(Records excerpted from a collection)
• • • • • • •

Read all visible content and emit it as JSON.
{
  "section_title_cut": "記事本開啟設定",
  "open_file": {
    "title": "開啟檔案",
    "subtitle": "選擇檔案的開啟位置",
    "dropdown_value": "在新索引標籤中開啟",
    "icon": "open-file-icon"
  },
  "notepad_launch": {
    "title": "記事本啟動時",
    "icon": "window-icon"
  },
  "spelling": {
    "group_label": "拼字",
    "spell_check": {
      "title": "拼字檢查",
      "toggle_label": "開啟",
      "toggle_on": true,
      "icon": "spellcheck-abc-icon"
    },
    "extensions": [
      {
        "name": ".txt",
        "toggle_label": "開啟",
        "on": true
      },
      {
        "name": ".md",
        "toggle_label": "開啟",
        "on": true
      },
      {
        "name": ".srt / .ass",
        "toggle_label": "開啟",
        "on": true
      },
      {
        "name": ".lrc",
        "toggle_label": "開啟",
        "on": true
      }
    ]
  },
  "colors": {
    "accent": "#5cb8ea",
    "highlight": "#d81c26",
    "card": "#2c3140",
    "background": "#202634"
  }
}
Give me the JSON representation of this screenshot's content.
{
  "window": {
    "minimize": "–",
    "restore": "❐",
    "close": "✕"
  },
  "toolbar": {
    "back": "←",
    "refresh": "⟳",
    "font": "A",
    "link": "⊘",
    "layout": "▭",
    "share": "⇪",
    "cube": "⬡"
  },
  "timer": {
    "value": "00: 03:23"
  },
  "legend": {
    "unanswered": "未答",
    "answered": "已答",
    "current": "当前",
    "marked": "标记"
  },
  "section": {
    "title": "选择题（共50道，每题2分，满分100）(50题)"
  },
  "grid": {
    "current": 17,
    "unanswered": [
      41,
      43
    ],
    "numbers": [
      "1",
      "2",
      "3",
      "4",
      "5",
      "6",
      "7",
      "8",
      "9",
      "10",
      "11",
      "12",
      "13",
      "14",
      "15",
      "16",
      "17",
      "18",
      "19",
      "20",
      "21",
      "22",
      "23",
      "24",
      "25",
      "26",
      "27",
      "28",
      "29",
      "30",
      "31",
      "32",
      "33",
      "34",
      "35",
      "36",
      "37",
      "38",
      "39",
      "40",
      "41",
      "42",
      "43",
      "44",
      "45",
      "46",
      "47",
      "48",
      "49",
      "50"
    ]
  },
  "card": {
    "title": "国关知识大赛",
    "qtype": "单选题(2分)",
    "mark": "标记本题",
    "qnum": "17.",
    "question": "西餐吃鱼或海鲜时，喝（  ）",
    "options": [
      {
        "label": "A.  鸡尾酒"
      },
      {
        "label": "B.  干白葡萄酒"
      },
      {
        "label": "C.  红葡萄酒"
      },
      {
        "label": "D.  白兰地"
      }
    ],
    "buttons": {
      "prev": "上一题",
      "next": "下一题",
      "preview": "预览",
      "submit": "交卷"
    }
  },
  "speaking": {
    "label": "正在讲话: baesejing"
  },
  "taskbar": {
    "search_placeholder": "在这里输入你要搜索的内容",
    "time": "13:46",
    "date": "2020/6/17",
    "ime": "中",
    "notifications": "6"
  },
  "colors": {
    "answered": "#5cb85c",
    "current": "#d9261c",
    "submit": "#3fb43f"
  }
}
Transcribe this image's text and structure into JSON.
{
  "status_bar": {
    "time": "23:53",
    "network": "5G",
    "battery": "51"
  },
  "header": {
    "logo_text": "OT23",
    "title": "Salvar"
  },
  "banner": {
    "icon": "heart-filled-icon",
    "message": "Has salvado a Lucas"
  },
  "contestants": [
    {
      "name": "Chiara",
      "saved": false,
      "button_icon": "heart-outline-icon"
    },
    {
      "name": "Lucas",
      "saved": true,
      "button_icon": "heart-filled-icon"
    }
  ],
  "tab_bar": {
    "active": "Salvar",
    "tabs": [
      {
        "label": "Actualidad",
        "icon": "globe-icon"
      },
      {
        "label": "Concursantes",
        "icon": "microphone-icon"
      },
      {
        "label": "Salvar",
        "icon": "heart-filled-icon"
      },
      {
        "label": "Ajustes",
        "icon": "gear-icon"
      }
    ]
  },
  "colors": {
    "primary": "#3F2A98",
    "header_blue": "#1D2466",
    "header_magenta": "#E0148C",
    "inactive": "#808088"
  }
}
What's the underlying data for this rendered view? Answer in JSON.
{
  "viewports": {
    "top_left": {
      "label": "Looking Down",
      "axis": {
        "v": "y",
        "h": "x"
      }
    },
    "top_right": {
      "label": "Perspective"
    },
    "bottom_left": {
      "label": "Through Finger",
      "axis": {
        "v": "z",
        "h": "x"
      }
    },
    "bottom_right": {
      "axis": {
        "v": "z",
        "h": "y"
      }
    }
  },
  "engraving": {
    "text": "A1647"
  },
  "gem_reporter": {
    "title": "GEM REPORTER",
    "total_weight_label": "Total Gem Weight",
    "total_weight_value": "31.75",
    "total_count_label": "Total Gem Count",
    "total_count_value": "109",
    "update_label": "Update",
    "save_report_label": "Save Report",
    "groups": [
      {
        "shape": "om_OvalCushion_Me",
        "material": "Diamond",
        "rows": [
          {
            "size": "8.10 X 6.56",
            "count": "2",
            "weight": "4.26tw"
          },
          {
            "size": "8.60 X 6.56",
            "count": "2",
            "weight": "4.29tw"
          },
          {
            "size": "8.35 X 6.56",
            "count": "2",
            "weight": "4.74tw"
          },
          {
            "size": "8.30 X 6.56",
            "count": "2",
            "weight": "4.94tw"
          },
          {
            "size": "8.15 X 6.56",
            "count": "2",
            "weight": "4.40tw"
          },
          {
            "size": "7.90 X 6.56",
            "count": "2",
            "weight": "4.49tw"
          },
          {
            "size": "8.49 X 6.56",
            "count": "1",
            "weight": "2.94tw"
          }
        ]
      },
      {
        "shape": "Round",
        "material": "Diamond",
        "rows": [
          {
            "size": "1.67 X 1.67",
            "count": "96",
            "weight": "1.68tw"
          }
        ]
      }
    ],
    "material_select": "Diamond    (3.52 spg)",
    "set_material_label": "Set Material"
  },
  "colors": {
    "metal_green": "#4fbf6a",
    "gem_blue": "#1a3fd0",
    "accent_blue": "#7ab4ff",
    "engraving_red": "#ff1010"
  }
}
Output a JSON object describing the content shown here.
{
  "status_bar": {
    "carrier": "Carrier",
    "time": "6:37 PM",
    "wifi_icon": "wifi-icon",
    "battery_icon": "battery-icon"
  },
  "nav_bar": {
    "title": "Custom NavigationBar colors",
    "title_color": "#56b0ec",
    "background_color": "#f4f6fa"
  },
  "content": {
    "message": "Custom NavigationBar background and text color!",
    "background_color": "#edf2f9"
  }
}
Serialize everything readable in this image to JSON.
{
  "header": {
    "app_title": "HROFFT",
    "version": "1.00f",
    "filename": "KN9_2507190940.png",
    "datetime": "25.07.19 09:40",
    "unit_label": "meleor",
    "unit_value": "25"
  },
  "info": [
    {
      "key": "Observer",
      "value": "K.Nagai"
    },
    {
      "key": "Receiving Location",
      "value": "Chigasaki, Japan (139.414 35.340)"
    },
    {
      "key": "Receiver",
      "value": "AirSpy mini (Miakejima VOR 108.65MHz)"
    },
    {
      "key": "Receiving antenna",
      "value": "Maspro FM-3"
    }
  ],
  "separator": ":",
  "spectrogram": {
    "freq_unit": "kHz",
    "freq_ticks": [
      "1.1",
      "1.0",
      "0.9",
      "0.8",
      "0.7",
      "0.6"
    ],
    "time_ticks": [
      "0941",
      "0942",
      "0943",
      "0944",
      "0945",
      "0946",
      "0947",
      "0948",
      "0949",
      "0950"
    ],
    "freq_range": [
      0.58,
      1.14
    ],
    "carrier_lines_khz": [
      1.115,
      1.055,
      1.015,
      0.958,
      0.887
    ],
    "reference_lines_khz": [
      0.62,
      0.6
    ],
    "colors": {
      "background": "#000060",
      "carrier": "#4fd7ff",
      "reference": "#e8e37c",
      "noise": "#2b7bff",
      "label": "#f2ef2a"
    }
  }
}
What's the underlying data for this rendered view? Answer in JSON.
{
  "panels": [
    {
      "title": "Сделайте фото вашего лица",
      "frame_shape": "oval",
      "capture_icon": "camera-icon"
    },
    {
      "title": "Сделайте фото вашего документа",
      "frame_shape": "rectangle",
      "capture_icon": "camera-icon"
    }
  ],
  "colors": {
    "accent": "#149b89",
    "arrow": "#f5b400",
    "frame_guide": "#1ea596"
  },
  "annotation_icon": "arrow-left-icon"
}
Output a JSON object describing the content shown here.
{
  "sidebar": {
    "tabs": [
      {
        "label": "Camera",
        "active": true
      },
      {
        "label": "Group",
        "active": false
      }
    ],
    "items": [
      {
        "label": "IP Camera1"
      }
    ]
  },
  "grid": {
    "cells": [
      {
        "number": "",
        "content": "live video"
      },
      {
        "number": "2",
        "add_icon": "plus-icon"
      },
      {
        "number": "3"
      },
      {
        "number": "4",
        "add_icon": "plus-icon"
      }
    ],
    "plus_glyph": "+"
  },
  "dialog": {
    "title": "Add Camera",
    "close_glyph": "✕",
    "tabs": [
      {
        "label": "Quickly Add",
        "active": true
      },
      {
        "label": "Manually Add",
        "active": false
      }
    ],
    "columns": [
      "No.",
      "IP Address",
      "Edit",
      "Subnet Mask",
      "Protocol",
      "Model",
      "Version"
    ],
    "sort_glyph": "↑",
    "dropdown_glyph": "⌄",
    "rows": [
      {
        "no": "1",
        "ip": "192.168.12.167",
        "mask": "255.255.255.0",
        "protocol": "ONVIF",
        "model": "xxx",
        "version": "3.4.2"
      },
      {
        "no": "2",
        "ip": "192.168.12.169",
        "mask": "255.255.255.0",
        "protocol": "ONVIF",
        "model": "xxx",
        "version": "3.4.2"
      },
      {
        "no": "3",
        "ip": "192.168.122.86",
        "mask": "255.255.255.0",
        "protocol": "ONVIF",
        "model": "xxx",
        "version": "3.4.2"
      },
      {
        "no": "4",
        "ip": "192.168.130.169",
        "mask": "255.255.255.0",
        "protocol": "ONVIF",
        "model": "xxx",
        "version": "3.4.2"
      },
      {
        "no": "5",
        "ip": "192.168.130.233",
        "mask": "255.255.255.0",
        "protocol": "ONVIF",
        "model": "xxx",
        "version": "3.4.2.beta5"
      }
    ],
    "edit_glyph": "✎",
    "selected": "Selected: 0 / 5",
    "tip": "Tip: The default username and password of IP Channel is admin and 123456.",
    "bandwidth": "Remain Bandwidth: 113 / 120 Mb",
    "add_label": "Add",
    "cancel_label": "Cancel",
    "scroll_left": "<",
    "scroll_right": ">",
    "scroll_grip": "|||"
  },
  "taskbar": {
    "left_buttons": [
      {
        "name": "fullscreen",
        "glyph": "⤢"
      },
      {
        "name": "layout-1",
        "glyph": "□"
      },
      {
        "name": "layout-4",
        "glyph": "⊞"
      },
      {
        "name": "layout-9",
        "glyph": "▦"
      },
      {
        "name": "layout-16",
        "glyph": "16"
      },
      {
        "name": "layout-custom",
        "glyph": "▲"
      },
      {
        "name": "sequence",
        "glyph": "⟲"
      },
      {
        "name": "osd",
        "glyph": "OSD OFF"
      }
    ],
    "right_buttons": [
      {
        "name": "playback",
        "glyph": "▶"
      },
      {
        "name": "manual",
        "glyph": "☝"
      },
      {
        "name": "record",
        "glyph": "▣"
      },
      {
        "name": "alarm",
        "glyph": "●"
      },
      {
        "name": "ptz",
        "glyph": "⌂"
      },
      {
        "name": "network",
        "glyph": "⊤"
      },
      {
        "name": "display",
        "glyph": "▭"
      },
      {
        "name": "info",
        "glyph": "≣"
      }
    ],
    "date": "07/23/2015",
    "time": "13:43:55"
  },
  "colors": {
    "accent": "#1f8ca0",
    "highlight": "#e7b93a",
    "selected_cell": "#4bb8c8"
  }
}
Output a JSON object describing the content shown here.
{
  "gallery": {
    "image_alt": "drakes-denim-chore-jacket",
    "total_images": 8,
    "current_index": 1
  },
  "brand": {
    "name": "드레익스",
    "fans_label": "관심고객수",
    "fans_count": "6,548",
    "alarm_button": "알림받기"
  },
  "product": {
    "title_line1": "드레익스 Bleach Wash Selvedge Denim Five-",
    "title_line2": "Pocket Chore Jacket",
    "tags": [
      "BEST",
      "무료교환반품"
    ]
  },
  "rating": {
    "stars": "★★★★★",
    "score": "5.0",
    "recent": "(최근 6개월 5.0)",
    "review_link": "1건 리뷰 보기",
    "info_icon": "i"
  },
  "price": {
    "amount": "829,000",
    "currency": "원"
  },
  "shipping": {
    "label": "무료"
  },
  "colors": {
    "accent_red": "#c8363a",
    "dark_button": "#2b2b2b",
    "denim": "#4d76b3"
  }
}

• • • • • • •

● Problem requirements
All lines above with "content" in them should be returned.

● Solution to this exercise
Read all visible content and emit it as JSON.
Give me the JSON representation of this screenshot's content.
Output a JSON object describing the content shown here.
  "content": {
Output a JSON object describing the content shown here.
        "content": "live video"
Output a JSON object describing the content shown here.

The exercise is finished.